GEOSTAT Research team
GEOSTAT is a research project which investigates the analysis of some classes of natural complex signals (physiological time series, turbulent universe and earth observation data sets) by determining, in acquired signals, the properties that are predicted by commonly admitted or new physical models best fitting the phenomenon. Consequently, when statistical properties discovered in the signals do not match closely enough those predicted by accepted physical models, we question the validity of existing models or propose, whenever possible, modifications or extensions of existing models. We will give, in the sequel, a detailed example of this approach and methodology.
An important aspect of this methodological approach is that we don't rely on a predetermined "universal" signal processing model to analyze natural complex signals. Instead, we take into consideration existing approaches in nonlinear signal processing (wavelets, multifractal analysis tools such as log-cumulants or micro-canonical multifractal formalism, time frequency analysis etc.) which are used to determine the micro structures or other micro features inside the acquired signals. Then, statistical analysis of these micro data are determined and compared to expected behaviour from theoretical physical models used to describe the phenomenon from which the data is acquired. From there different possibilities can be contemplated:
The statistics match behaviour predicted by the model: complexity parameters predicted by the model are extracted from signals to analyze the dynamics of underlying phenomena. Examples: analysis of turbulent data sets in Oceanography and Astronomy.
The signals displays statistics that cannot be attainable by the common lore of accepted models: how to extend or modify the models according to the behaviour of observed signals ? Example: electrical activity of heart signal analysis (see infra).

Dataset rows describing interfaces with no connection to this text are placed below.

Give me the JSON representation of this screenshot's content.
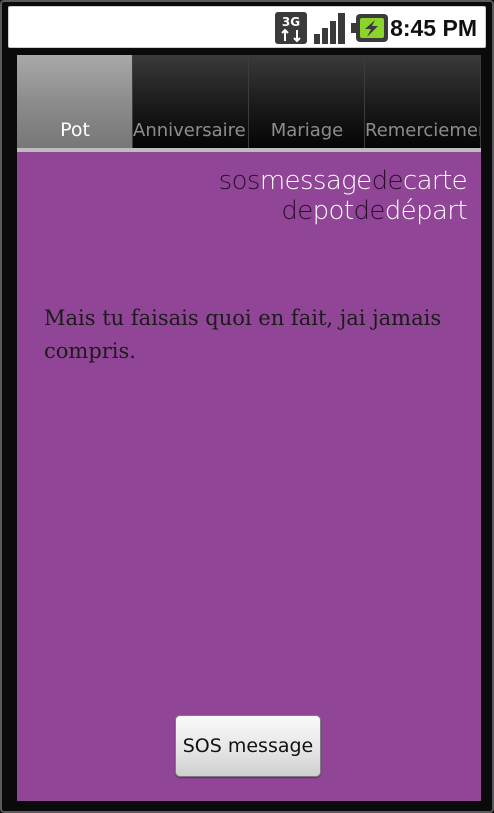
{
  "status_bar": {
    "time": "8:45 PM",
    "network_label": "3G",
    "icons": [
      "3g-data-icon",
      "signal-strength-icon",
      "battery-charging-icon"
    ]
  },
  "tabs": [
    {
      "label": "Pot",
      "active": true
    },
    {
      "label": "Anniversaire",
      "active": false
    },
    {
      "label": "Mariage",
      "active": false
    },
    {
      "label": "Remerciements",
      "active": false
    }
  ],
  "logo": {
    "line1": [
      {
        "text": "sos",
        "tone": "dark"
      },
      {
        "text": "message",
        "tone": "light"
      },
      {
        "text": "de",
        "tone": "dark"
      },
      {
        "text": "carte",
        "tone": "light"
      }
    ],
    "line2": [
      {
        "text": "de",
        "tone": "dark"
      },
      {
        "text": "pot",
        "tone": "light"
      },
      {
        "text": "de",
        "tone": "dark"
      },
      {
        "text": "départ",
        "tone": "light"
      }
    ]
  },
  "message_text": "Mais tu faisais quoi en fait, jai jamais compris.",
  "sos_button_label": "SOS message",
  "colors": {
    "content_background": "#904596",
    "logo_dark": "#2b0f2c",
    "logo_light": "#ffffff"
  }
}
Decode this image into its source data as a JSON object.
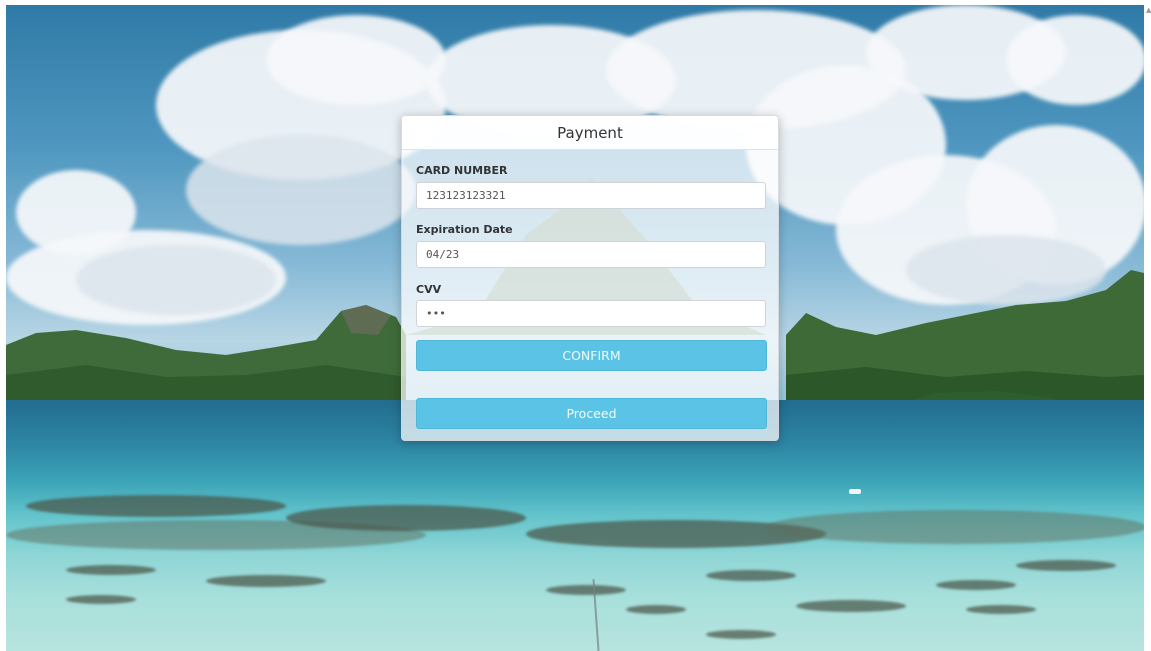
{
  "dialog": {
    "title": "Payment"
  },
  "form": {
    "card_number": {
      "label": "CARD NUMBER",
      "value": "123123123321"
    },
    "expiration_date": {
      "label": "Expiration Date",
      "value": "04/23"
    },
    "cvv": {
      "label": "CVV",
      "value": "•••"
    }
  },
  "actions": {
    "confirm_label": "CONFIRM",
    "proceed_label": "Proceed"
  },
  "colors": {
    "button": "#5bc4e6",
    "button_text": "#f2fbff"
  },
  "icons": {
    "scroll_caret": "scroll-up-caret-icon"
  }
}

GEOSTAT is a research project in nonlinear signal processing which develops on these considerations: it considers the signals as the realizations of complex extended dynamical systems. The driving approach is to describe the relations between complexity (or information content) and the geometric organization of information in a signal. For instance, for signals which are acquisitions of turbulent fluids, the organization of information may be related to the effective presence of a multiscale hierarchy of coherent structures, of multifractal nature, which is strongly related to intermittency and multiplicative cascade phenomena ; the determination of this geometric organization unlocks key nonlinear parameters and features associated to these signals; it helps understand their dynamical properties and their analysis. We use this approach to derive novel solution methods for super-resolution and data fusion in Universe Sciences acquisitions . Another example can be found in signal analysis of the electrical activity of the heart, where we find the distribution of activation points in a signal during episodes of atrial fibrilation (with strengthening from feature selection and Bayesian learning see below). Specific advances are obtained in GEOSTAT in using this type of statistical/geometric approach to get validated dynamical information of signals acquired in Universe Sciences, e.g. Oceanography or Astronomy. The research in GEOSTAT encompasses nonlinear signal processing and the study of emergence in complex systems, with a strong emphasis on geometric approaches to complexity. Consequently, research in GEOSTAT is oriented towards the determination, in real signals, of quantities or phenomena, usually unattainable through linear methods, that are known to play an important role both in the evolution of dynamical systems whose acquisitions are the signals under study, and in the compact representations of the signals themselves.
Signals studied in GEOSTAT belong to two broad classes:
Acquisitions in Astronomy and Earth Observation.
Physiological time series.